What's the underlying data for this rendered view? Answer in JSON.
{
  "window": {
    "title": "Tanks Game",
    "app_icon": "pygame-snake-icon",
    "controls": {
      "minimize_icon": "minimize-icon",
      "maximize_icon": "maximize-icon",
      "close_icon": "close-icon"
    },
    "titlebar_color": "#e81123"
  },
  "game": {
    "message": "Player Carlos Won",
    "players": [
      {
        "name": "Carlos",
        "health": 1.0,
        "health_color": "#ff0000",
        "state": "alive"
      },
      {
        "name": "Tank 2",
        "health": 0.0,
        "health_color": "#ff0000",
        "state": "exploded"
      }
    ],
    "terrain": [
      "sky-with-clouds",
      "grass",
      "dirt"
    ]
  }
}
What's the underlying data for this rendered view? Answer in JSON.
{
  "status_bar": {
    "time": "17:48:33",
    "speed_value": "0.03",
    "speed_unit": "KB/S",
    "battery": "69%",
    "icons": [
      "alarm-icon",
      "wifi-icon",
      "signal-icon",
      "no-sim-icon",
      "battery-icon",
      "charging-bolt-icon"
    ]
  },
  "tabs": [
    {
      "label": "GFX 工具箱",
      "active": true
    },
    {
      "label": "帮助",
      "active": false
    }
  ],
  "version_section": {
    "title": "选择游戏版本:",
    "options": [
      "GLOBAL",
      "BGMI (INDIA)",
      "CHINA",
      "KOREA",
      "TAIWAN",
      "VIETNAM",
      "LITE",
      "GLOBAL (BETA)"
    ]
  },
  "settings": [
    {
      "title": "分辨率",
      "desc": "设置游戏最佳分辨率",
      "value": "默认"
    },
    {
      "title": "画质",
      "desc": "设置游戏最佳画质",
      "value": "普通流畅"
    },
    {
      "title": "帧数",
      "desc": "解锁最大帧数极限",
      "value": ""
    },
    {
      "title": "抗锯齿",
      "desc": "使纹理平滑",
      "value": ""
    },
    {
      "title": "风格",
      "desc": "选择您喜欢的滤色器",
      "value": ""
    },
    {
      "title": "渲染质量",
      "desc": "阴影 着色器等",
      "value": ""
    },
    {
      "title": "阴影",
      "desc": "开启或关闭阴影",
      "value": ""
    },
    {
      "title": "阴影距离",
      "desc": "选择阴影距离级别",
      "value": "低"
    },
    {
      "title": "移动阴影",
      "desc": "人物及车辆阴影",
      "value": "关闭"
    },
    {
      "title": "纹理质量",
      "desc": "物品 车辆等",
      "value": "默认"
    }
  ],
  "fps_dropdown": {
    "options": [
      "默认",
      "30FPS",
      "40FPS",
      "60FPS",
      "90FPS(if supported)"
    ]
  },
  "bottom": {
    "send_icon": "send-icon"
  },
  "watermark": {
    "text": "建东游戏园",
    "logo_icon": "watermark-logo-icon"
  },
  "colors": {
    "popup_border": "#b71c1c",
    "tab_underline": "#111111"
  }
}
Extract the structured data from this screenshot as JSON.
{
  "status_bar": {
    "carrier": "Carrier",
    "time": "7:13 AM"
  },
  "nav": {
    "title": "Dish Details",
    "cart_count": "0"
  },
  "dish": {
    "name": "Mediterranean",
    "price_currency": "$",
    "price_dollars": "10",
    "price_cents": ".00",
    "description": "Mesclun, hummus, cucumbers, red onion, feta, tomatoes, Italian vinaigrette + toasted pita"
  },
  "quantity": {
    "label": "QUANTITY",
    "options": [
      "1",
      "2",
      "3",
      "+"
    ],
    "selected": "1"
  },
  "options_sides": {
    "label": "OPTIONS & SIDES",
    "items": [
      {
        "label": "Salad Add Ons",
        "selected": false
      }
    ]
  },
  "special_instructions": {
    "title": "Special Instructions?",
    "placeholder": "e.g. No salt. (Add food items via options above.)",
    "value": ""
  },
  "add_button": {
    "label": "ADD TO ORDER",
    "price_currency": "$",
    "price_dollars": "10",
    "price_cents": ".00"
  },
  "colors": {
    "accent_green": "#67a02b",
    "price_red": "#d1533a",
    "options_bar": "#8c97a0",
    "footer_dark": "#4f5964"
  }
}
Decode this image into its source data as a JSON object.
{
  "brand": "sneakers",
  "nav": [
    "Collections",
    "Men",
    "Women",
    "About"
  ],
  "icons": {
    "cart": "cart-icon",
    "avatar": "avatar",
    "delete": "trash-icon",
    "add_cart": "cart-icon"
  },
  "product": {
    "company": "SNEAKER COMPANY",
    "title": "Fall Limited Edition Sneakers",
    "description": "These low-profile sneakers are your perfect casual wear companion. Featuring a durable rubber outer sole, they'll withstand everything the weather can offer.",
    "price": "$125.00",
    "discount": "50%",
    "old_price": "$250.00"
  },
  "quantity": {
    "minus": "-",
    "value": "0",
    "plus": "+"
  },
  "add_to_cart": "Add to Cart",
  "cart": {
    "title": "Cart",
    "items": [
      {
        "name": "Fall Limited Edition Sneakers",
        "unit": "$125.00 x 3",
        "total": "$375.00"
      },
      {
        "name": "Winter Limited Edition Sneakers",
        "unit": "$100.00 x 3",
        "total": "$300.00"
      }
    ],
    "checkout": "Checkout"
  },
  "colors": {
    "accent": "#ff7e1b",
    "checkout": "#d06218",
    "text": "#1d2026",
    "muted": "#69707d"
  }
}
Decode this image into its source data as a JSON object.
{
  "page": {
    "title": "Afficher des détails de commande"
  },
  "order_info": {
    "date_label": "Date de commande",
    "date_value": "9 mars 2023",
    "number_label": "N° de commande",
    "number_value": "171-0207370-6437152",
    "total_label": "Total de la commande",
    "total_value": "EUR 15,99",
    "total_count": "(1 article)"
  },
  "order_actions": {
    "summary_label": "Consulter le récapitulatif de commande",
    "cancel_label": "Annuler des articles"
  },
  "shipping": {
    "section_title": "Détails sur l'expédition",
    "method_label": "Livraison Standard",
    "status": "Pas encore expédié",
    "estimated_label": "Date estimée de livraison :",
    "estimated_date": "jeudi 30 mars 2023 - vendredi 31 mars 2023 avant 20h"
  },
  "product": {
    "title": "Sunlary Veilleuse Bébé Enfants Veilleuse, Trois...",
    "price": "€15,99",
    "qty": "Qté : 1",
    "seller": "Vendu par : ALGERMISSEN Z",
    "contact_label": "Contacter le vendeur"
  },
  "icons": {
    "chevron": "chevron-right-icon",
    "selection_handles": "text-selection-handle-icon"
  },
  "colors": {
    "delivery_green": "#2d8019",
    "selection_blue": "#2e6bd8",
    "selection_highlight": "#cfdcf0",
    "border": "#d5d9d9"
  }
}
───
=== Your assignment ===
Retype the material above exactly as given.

=== Answer to this task ===
What's the underlying data for this rendered view? Answer in JSON.
{
  "window": {
    "title": "Tanks Game",
    "app_icon": "pygame-snake-icon",
    "controls": {
      "minimize_icon": "minimize-icon",
      "maximize_icon": "maximize-icon",
      "close_icon": "close-icon"
    },
    "titlebar_color": "#e81123"
  },
  "game": {
    "message": "Player Carlos Won",
    "players": [
      {
        "name": "Carlos",
        "health": 1.0,
        "health_color": "#ff0000",
        "state": "alive"
      },
      {
        "name": "Tank 2",
        "health": 0.0,
        "health_color": "#ff0000",
        "state": "exploded"
      }
    ],
    "terrain": [
      "sky-with-clouds",
      "grass",
      "dirt"
    ]
  }
}
What's the underlying data for this rendered view? Answer in JSON.
{
  "status_bar": {
    "time": "17:48:33",
    "speed_value": "0.03",
    "speed_unit": "KB/S",
    "battery": "69%",
    "icons": [
      "alarm-icon",
      "wifi-icon",
      "signal-icon",
      "no-sim-icon",
      "battery-icon",
      "charging-bolt-icon"
    ]
  },
  "tabs": [
    {
      "label": "GFX 工具箱",
      "active": true
    },
    {
      "label": "帮助",
      "active": false
    }
  ],
  "version_section": {
    "title": "选择游戏版本:",
    "options": [
      "GLOBAL",
      "BGMI (INDIA)",
      "CHINA",
      "KOREA",
      "TAIWAN",
      "VIETNAM",
      "LITE",
      "GLOBAL (BETA)"
    ]
  },
  "settings": [
    {
      "title": "分辨率",
      "desc": "设置游戏最佳分辨率",
      "value": "默认"
    },
    {
      "title": "画质",
      "desc": "设置游戏最佳画质",
      "value": "普通流畅"
    },
    {
      "title": "帧数",
      "desc": "解锁最大帧数极限",
      "value": ""
    },
    {
      "title": "抗锯齿",
      "desc": "使纹理平滑",
      "value": ""
    },
    {
      "title": "风格",
      "desc": "选择您喜欢的滤色器",
      "value": ""
    },
    {
      "title": "渲染质量",
      "desc": "阴影 着色器等",
      "value": ""
    },
    {
      "title": "阴影",
      "desc": "开启或关闭阴影",
      "value": ""
    },
    {
      "title": "阴影距离",
      "desc": "选择阴影距离级别",
      "value": "低"
    },
    {
      "title": "移动阴影",
      "desc": "人物及车辆阴影",
      "value": "关闭"
    },
    {
      "title": "纹理质量",
      "desc": "物品 车辆等",
      "value": "默认"
    }
  ],
  "fps_dropdown": {
    "options": [
      "默认",
      "30FPS",
      "40FPS",
      "60FPS",
      "90FPS(if supported)"
    ]
  },
  "bottom": {
    "send_icon": "send-icon"
  },
  "watermark": {
    "text": "建东游戏园",
    "logo_icon": "watermark-logo-icon"
  },
  "colors": {
    "popup_border": "#b71c1c",
    "tab_underline": "#111111"
  }
}
Extract the structured data from this screenshot as JSON.
{
  "status_bar": {
    "carrier": "Carrier",
    "time": "7:13 AM"
  },
  "nav": {
    "title": "Dish Details",
    "cart_count": "0"
  },
  "dish": {
    "name": "Mediterranean",
    "price_currency": "$",
    "price_dollars": "10",
    "price_cents": ".00",
    "description": "Mesclun, hummus, cucumbers, red onion, feta, tomatoes, Italian vinaigrette + toasted pita"
  },
  "quantity": {
    "label": "QUANTITY",
    "options": [
      "1",
      "2",
      "3",
      "+"
    ],
    "selected": "1"
  },
  "options_sides": {
    "label": "OPTIONS & SIDES",
    "items": [
      {
        "label": "Salad Add Ons",
        "selected": false
      }
    ]
  },
  "special_instructions": {
    "title": "Special Instructions?",
    "placeholder": "e.g. No salt. (Add food items via options above.)",
    "value": ""
  },
  "add_button": {
    "label": "ADD TO ORDER",
    "price_currency": "$",
    "price_dollars": "10",
    "price_cents": ".00"
  },
  "colors": {
    "accent_green": "#67a02b",
    "price_red": "#d1533a",
    "options_bar": "#8c97a0",
    "footer_dark": "#4f5964"
  }
}
Decode this image into its source data as a JSON object.
{
  "brand": "sneakers",
  "nav": [
    "Collections",
    "Men",
    "Women",
    "About"
  ],
  "icons": {
    "cart": "cart-icon",
    "avatar": "avatar",
    "delete": "trash-icon",
    "add_cart": "cart-icon"
  },
  "product": {
    "company": "SNEAKER COMPANY",
    "title": "Fall Limited Edition Sneakers",
    "description": "These low-profile sneakers are your perfect casual wear companion. Featuring a durable rubber outer sole, they'll withstand everything the weather can offer.",
    "price": "$125.00",
    "discount": "50%",
    "old_price": "$250.00"
  },
  "quantity": {
    "minus": "-",
    "value": "0",
    "plus": "+"
  },
  "add_to_cart": "Add to Cart",
  "cart": {
    "title": "Cart",
    "items": [
      {
        "name": "Fall Limited Edition Sneakers",
        "unit": "$125.00 x 3",
        "total": "$375.00"
      },
      {
        "name": "Winter Limited Edition Sneakers",
        "unit": "$100.00 x 3",
        "total": "$300.00"
      }
    ],
    "checkout": "Checkout"
  },
  "colors": {
    "accent": "#ff7e1b",
    "checkout": "#d06218",
    "text": "#1d2026",
    "muted": "#69707d"
  }
}
Decode this image into its source data as a JSON object.
{
  "page": {
    "title": "Afficher des détails de commande"
  },
  "order_info": {
    "date_label": "Date de commande",
    "date_value": "9 mars 2023",
    "number_label": "N° de commande",
    "number_value": "171-0207370-6437152",
    "total_label": "Total de la commande",
    "total_value": "EUR 15,99",
    "total_count": "(1 article)"
  },
  "order_actions": {
    "summary_label": "Consulter le récapitulatif de commande",
    "cancel_label": "Annuler des articles"
  },
  "shipping": {
    "section_title": "Détails sur l'expédition",
    "method_label": "Livraison Standard",
    "status": "Pas encore expédié",
    "estimated_label": "Date estimée de livraison :",
    "estimated_date": "jeudi 30 mars 2023 - vendredi 31 mars 2023 avant 20h"
  },
  "product": {
    "title": "Sunlary Veilleuse Bébé Enfants Veilleuse, Trois...",
    "price": "€15,99",
    "qty": "Qté : 1",
    "seller": "Vendu par : ALGERMISSEN Z",
    "contact_label": "Contacter le vendeur"
  },
  "icons": {
    "chevron": "chevron-right-icon",
    "selection_handles": "text-selection-handle-icon"
  },
  "colors": {
    "delivery_green": "#2d8019",
    "selection_blue": "#2e6bd8",
    "selection_highlight": "#cfdcf0",
    "border": "#d5d9d9"
  }
}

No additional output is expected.